_WORK ITEM:_ Print every entry exactly as written.
__________
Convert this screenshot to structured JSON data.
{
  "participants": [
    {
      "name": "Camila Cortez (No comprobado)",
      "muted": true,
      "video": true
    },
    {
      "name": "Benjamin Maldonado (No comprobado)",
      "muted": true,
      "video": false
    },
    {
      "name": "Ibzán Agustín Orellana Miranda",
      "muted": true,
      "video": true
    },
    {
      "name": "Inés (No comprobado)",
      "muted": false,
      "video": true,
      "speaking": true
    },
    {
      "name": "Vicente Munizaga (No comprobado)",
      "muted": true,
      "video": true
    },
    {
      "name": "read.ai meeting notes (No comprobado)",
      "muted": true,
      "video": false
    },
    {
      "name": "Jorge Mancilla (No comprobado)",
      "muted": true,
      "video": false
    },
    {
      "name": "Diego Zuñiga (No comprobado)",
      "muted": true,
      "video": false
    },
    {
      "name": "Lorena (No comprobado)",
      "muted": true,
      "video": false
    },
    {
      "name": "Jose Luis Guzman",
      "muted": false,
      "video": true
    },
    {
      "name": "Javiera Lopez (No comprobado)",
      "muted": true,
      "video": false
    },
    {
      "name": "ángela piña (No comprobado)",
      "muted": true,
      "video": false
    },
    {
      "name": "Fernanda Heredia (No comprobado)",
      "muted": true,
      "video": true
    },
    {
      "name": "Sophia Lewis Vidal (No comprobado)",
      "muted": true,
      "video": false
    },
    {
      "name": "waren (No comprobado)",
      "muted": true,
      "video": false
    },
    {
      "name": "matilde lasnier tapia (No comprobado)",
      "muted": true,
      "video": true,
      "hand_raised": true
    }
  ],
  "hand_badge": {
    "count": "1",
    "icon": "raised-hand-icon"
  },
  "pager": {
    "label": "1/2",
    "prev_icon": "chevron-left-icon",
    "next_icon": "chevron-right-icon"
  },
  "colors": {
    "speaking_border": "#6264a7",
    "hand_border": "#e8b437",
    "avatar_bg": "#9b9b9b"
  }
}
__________
_RESPONSE FOR THIS EXERCISE:_
Convert this screenshot to structured JSON data.
{
  "participants": [
    {
      "name": "Camila Cortez (No comprobado)",
      "muted": true,
      "video": true
    },
    {
      "name": "Benjamin Maldonado (No comprobado)",
      "muted": true,
      "video": false
    },
    {
      "name": "Ibzán Agustín Orellana Miranda",
      "muted": true,
      "video": true
    },
    {
      "name": "Inés (No comprobado)",
      "muted": false,
      "video": true,
      "speaking": true
    },
    {
      "name": "Vicente Munizaga (No comprobado)",
      "muted": true,
      "video": true
    },
    {
      "name": "read.ai meeting notes (No comprobado)",
      "muted": true,
      "video": false
    },
    {
      "name": "Jorge Mancilla (No comprobado)",
      "muted": true,
      "video": false
    },
    {
      "name": "Diego Zuñiga (No comprobado)",
      "muted": true,
      "video": false
    },
    {
      "name": "Lorena (No comprobado)",
      "muted": true,
      "video": false
    },
    {
      "name": "Jose Luis Guzman",
      "muted": false,
      "video": true
    },
    {
      "name": "Javiera Lopez (No comprobado)",
      "muted": true,
      "video": false
    },
    {
      "name": "ángela piña (No comprobado)",
      "muted": true,
      "video": false
    },
    {
      "name": "Fernanda Heredia (No comprobado)",
      "muted": true,
      "video": true
    },
    {
      "name": "Sophia Lewis Vidal (No comprobado)",
      "muted": true,
      "video": false
    },
    {
      "name": "waren (No comprobado)",
      "muted": true,
      "video": false
    },
    {
      "name": "matilde lasnier tapia (No comprobado)",
      "muted": true,
      "video": true,
      "hand_raised": true
    }
  ],
  "hand_badge": {
    "count": "1",
    "icon": "raised-hand-icon"
  },
  "pager": {
    "label": "1/2",
    "prev_icon": "chevron-left-icon",
    "next_icon": "chevron-right-icon"
  },
  "colors": {
    "speaking_border": "#6264a7",
    "hand_border": "#e8b437",
    "avatar_bg": "#9b9b9b"
  }
}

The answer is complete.